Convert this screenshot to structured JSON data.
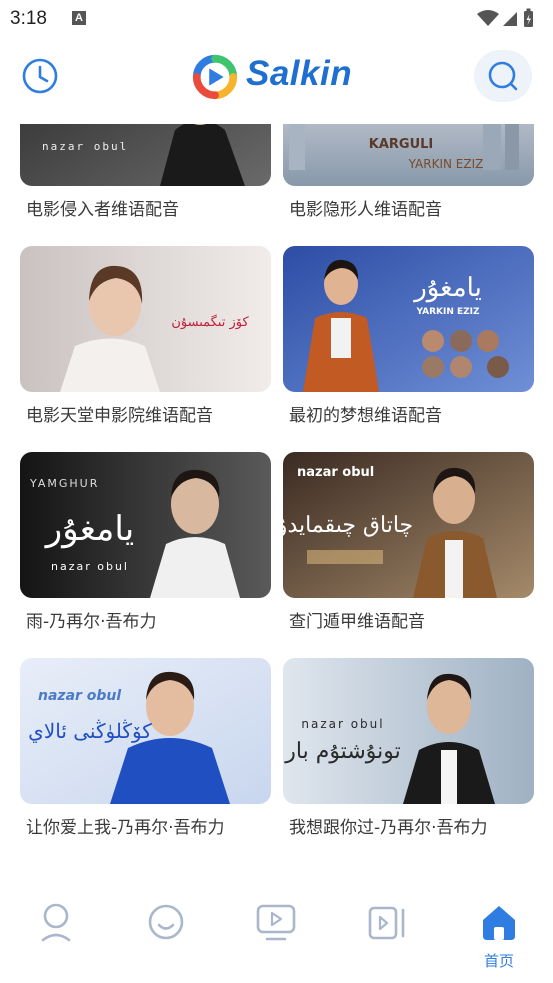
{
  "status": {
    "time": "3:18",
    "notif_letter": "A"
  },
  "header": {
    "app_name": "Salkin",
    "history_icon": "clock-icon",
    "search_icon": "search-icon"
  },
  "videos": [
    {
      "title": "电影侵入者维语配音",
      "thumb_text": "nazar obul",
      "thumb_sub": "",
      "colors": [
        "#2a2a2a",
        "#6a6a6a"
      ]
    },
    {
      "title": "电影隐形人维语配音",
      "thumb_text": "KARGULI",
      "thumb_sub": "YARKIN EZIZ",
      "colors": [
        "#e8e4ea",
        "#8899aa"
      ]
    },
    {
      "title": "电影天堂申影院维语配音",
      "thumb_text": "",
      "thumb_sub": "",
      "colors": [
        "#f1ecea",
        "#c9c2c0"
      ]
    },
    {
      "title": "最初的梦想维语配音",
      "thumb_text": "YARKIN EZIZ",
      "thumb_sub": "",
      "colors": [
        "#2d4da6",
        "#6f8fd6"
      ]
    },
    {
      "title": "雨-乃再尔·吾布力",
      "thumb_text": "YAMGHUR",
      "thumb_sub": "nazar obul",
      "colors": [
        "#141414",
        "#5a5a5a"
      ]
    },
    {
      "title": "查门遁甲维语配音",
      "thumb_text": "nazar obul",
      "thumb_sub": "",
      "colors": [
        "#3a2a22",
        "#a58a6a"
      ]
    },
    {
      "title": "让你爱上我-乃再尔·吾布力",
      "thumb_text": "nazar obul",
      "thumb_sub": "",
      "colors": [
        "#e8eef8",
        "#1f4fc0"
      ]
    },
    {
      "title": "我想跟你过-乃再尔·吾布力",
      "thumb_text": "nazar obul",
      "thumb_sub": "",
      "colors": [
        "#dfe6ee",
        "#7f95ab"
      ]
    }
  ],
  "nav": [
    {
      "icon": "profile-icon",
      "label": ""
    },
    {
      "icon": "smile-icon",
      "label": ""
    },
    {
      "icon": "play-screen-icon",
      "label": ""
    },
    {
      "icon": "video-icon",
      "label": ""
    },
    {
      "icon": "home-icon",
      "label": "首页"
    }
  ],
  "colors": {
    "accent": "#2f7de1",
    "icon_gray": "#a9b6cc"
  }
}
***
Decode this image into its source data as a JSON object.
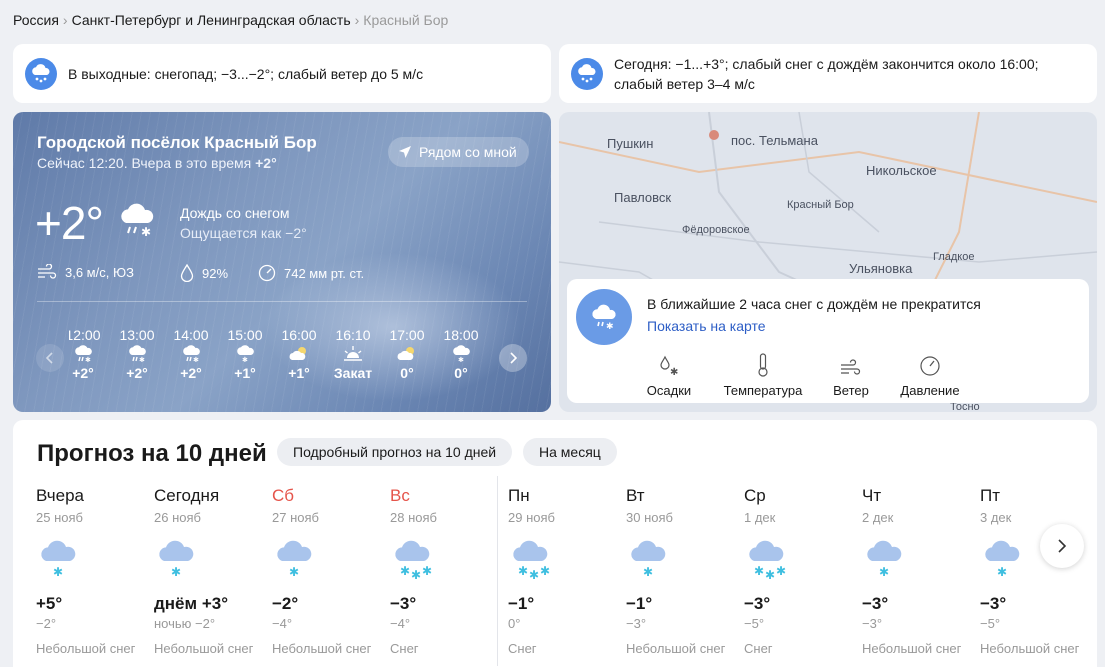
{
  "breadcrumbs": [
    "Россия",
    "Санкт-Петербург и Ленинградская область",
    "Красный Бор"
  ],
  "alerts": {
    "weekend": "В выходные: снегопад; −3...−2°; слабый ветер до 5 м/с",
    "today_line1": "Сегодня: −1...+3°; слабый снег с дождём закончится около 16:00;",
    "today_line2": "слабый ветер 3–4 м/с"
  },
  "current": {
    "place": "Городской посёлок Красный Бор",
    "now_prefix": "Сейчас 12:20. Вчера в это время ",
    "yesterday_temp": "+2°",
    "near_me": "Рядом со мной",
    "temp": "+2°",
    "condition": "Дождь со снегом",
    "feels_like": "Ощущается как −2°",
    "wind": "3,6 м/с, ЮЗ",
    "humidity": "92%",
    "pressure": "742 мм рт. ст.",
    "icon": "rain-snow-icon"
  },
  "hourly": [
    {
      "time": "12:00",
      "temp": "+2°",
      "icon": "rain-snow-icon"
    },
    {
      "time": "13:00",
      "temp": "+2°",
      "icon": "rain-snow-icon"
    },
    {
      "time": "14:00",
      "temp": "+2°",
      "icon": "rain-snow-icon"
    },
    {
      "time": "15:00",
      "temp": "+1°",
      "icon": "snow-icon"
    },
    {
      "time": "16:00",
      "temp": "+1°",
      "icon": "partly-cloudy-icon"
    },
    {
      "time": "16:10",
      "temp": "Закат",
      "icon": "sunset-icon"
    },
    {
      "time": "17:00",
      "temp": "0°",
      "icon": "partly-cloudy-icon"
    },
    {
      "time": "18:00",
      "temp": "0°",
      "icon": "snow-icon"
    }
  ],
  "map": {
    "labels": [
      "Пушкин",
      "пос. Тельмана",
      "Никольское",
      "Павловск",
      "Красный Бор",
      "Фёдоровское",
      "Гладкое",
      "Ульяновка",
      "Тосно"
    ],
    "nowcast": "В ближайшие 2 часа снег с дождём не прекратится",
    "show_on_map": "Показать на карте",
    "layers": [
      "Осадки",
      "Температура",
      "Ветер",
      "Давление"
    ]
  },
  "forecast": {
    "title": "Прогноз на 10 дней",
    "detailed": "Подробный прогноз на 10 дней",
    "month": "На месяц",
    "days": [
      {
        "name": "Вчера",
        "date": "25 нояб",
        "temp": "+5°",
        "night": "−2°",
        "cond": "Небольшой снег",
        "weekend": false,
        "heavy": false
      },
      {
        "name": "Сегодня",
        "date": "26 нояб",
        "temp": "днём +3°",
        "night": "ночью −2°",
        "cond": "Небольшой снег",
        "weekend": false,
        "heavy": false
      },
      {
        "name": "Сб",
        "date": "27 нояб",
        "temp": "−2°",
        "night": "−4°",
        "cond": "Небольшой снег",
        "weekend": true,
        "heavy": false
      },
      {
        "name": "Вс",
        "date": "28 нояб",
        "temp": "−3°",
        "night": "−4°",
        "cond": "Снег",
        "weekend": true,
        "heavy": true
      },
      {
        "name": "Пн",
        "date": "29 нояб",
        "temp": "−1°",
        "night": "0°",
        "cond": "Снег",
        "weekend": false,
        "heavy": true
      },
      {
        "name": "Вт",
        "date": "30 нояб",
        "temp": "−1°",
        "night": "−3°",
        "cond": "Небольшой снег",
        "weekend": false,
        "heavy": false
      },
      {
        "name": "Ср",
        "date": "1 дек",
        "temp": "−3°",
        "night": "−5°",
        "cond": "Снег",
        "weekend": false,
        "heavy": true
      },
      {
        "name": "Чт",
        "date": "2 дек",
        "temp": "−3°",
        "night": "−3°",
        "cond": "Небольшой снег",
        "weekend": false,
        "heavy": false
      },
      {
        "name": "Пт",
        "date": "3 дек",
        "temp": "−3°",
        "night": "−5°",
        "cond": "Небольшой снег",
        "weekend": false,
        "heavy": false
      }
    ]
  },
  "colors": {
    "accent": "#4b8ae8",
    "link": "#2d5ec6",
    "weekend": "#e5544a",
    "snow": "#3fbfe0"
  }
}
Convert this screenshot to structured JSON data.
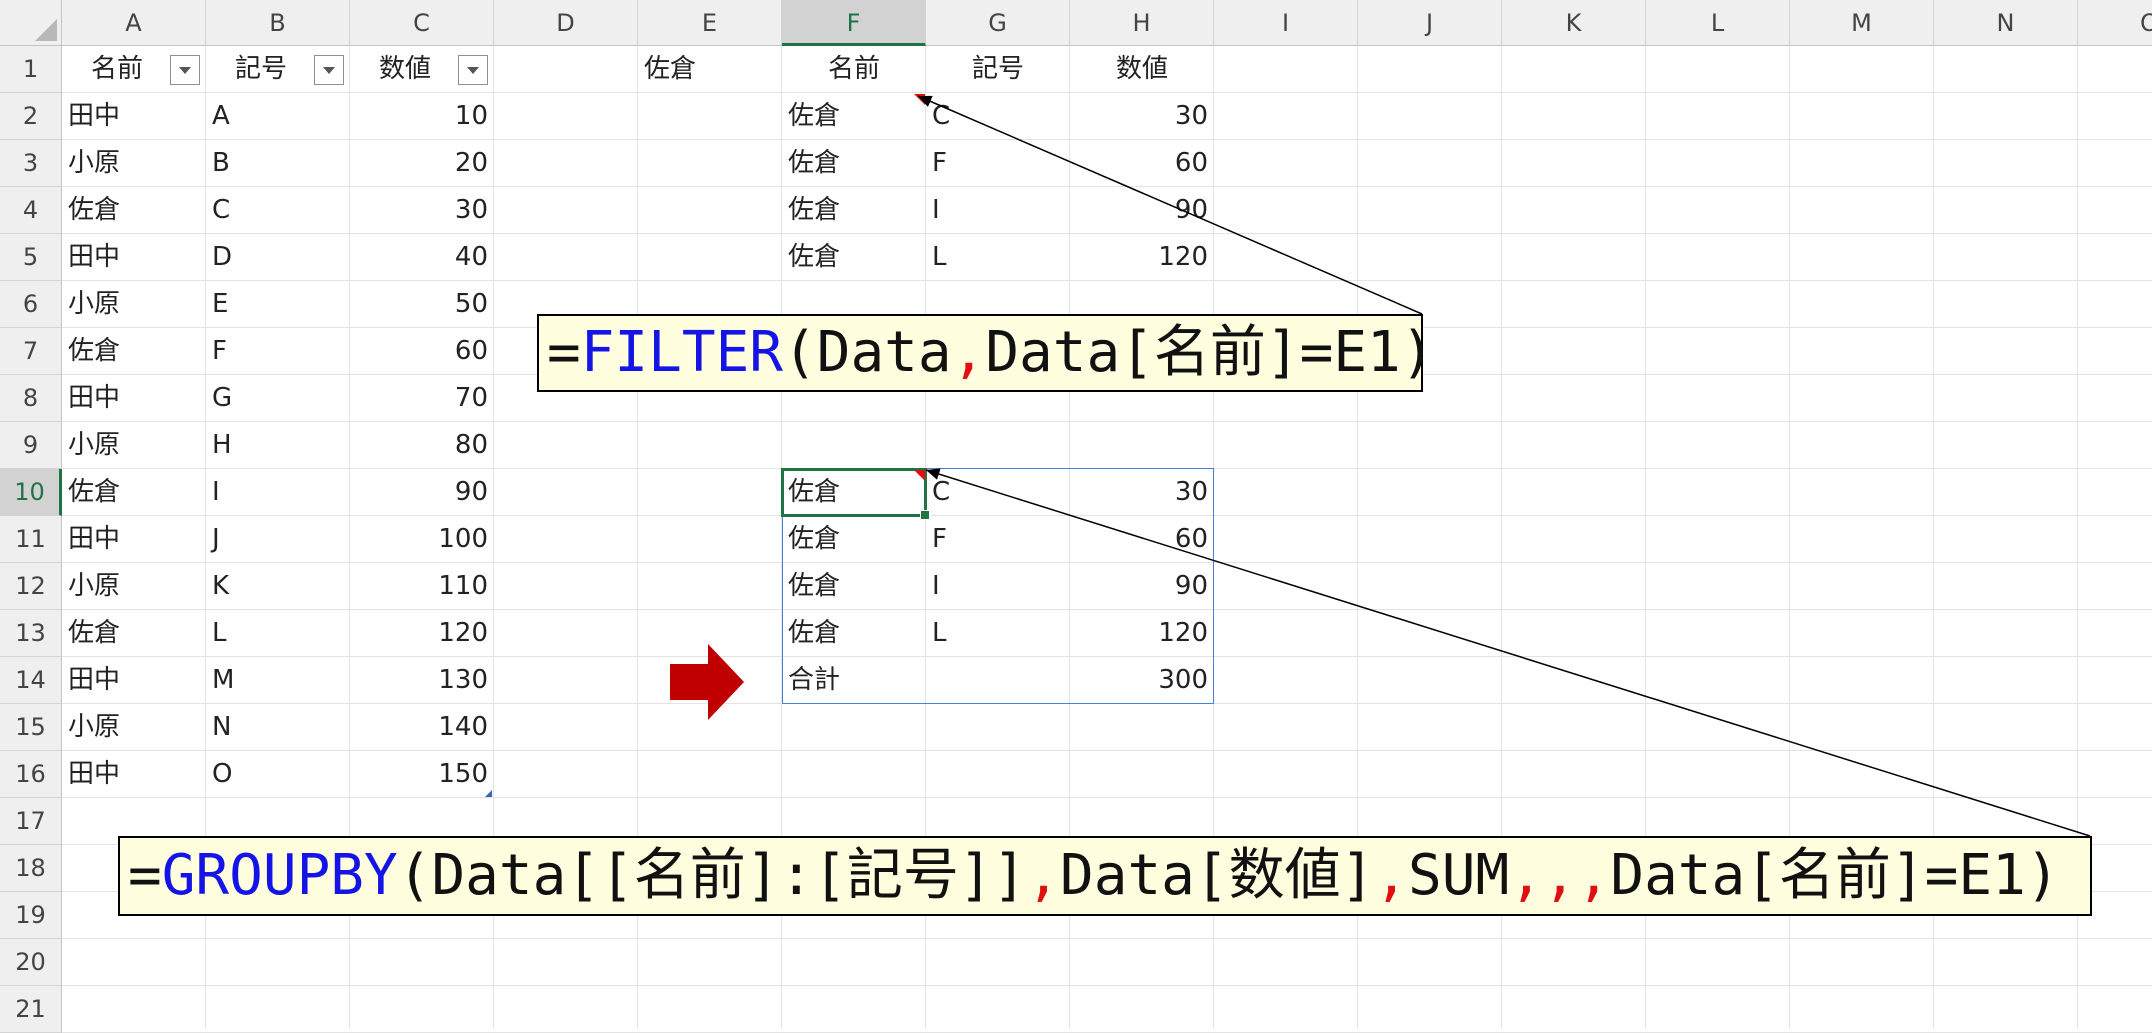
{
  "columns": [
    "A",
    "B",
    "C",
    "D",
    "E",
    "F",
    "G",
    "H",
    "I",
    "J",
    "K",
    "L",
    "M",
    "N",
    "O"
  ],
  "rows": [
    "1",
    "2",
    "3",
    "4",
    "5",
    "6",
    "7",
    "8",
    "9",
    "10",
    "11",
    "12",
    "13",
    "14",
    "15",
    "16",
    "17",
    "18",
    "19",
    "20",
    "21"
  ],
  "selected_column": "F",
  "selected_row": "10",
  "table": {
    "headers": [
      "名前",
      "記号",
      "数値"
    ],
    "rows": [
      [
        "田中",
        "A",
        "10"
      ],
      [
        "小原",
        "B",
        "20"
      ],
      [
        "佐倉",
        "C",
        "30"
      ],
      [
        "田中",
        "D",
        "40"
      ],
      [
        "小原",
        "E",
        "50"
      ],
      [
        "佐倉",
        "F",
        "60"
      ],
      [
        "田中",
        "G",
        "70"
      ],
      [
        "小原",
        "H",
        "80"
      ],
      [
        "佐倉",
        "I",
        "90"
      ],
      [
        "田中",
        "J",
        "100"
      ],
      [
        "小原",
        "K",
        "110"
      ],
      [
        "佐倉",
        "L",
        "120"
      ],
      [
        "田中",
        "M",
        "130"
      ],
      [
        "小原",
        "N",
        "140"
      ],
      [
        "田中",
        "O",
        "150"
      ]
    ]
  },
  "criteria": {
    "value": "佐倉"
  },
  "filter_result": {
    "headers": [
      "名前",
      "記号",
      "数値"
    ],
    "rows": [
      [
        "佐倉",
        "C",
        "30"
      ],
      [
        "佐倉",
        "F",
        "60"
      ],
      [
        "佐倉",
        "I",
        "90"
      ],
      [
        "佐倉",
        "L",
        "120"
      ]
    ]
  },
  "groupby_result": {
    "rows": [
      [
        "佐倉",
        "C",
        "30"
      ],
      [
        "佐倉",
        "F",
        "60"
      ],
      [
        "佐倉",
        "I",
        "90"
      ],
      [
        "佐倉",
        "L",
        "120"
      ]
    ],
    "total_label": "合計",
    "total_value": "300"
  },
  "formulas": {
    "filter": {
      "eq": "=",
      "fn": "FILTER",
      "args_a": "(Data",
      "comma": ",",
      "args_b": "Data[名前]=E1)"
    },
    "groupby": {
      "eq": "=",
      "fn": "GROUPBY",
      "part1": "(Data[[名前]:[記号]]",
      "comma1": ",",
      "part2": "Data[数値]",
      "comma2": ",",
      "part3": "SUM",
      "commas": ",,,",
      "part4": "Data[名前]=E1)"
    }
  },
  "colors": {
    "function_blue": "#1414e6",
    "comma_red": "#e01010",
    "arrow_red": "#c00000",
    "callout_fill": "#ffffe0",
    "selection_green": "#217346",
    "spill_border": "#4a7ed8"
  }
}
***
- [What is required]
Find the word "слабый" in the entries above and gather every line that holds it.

- [Your solution]
    "weekend": "В выходные: снегопад; −3...−2°; слабый ветер до 5 м/с",
    "today_line1": "Сегодня: −1...+3°; слабый снег с дождём закончится около 16:00;",
    "today_line2": "слабый ветер 3–4 м/с"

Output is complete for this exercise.